Having become deeply involved in the response to plans to close half of the Glasgow-area job centres, and having worked in both Bridgeton and Shettleston, I decided to find out for myself what it would actually mean to have to go from Bridgeton to Shettleston to sign on. I use public transport and I know that the Number 2 bus will take you, and I know how slow it can be as it gets held up in traffic, and how anxious this makes me about being late for meetings – meetings that I can phone or text the people I’m meeting with to let them know I might be late, and that’s fine because they can usually allow a bit of flexibility, and they know that I’m reliant on public transport and sometimes I’ll get held up. It’s just one of those things that happens from time to time, and it’s not worth getting too het up about.
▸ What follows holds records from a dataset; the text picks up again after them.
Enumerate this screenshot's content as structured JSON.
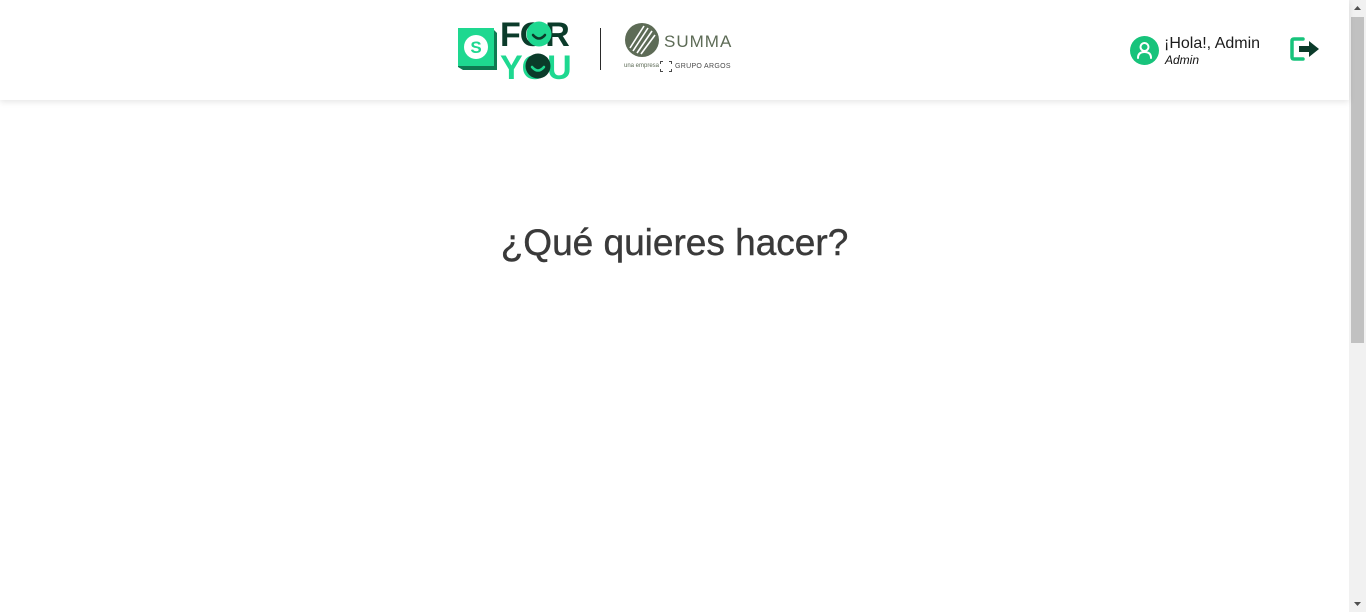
{
  "header": {
    "logo_primary": {
      "letter": "S",
      "line1": "FOR",
      "line2": "YOU"
    },
    "logo_secondary": {
      "name": "SUMMA",
      "subtext": "una empresa",
      "group": "GRUPO ARGOS"
    },
    "user": {
      "greeting": "¡Hola!, Admin",
      "role": "Admin"
    },
    "icons": {
      "avatar": "user-icon",
      "logout": "logout-icon"
    }
  },
  "main": {
    "title": "¿Qué quieres hacer?"
  },
  "colors": {
    "accent_green": "#17c37b",
    "dark_green": "#0b3b2a",
    "summa_olive": "#5d6b56",
    "title_text": "#3a3a3a"
  }
}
The worst that ever happens is that I feel a bit guilty, as I do when I’m late for anything. So that’s the bus, but what if I didn’t have the money to get me to an appointment at the new job centre? I’d have to walk, so that’s what I did. I’m not looking for hero points, but after all the comments I’ve read and catalogued from people, their dismay, their anger, their fear about these changes, I wanted to experience the reality of what these proposals mean.
So I decided to do the walk. I’m 35, and I’m robust and used to walking. I also had my phone with its satnav if I got lost. I set off from Bridgeton Job Centre Plus (when these cuts take place, as I and so many other believe they will, I look forward to a great big shiny rebrand to Job Centre Minus) and arrived at Shettleston JCP a little over 45 minutes later, which is about what the ever-helpful Google Maps (on my smartphone, which I’ve never had to pawn to be able to afford food or utilities) said it would be. I’m a quick walker anyway, and I don’t mind saying that I absolutely belted it along. I hurled myself through gaps in traffic when I needed to cross busy main roads, rarely waiting for the green man and I powered on, stopping only when I had to. At one point, early on, I took a slightly wrong turn and I found myself getting anxious that I would be late, that I was taking too long. I walked faster. When it started to rain, I was glad of my rain jacket, and for shoes that don’t have holes in them, and I kept on through the rain, past schools with the overwhelming noise of children at play, past the football stadium with its posh cars and fabulously wealthy players, with their sneers as they rev their engines at you while you cross in front of them. I’d had my usual breakfast and lots of tea so I wasn’t bothered when I went past wee shops and chippies with their smell of hot food, and if I’d been hungry I had money in my pocket. On I walked until I arrived at the doors of Shettleston job centre.
And I was a hot, sweaty, rain-lashed mess, and I looked it. And I was glad that I didn’t have to go in, didn’t have to face an overworked, stressed advisor, and justify my search for a job, any job to keep the benefit tap running for another fortnight. And I was glad that I hadn’t had to do the walk with my daughter in tow – she likes to stop to look at interesting things, and finds everything interesting, and she might’ve (would’ve) held me back, and asked me umpteen questions that would have done my head in when I’m near-sick with worry about being late. And I would have known it wouldn’t have been her fault, but I can so easily imagine losing the place with her, in my rush to be on time, to get there, to avoid a sanction.
So when somebody tells you that they can’t go to their local signing on venue and have to walk a couple of miles to the job centre, after school in the winter dark with a child, you need to understand what it is that they are telling you. What it means for that parent, for that child.
I recognised my privilege, that for me this was an optional part of my day. I recognised that that for many thousands of people in Glasgow this will soon be their fortnightly or their weekly reality, and they won’t have the luxury of spending £4.50 on a day ticket for the bus, the bus that might not get them there on time anyway, even if they can be reimbursed later on. I recognised that for me the road sign outside a school in Parkhead (picture at top) on the quickest route between the two places was nothing more than a delicious irony, rather than a mocking catcall to the people making the trek from Bridgeton to Shettleston, people who, it seems, will never be a priority for those with the power.
My greatest privilege, however, was in the fact that I didn’t have to go in, sign on and then walk home. And I was grateful.
And I was ashamed.